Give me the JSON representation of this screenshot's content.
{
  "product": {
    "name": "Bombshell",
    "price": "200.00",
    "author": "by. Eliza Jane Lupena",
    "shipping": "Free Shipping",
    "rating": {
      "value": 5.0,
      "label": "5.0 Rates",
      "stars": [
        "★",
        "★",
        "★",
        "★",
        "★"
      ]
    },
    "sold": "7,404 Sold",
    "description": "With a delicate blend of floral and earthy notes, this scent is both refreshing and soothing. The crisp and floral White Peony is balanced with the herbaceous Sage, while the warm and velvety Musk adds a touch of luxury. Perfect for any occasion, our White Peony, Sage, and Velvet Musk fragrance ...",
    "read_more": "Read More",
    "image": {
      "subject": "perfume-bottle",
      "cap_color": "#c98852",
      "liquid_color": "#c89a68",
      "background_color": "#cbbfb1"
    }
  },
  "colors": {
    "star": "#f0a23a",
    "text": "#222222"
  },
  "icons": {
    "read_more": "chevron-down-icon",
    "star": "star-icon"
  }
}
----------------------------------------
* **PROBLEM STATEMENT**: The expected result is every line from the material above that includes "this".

* **ANSWER**:
Give me the JSON representation of this screenshot's content.
    "description": "With a delicate blend of floral and earthy notes, this scent is both refreshing and soothing. The crisp and floral White Peony is balanced with the herbaceous Sage, while the warm and velvety Musk adds a touch of luxury. Perfect for any occasion, our White Peony, Sage, and Velvet Musk fragrance ...",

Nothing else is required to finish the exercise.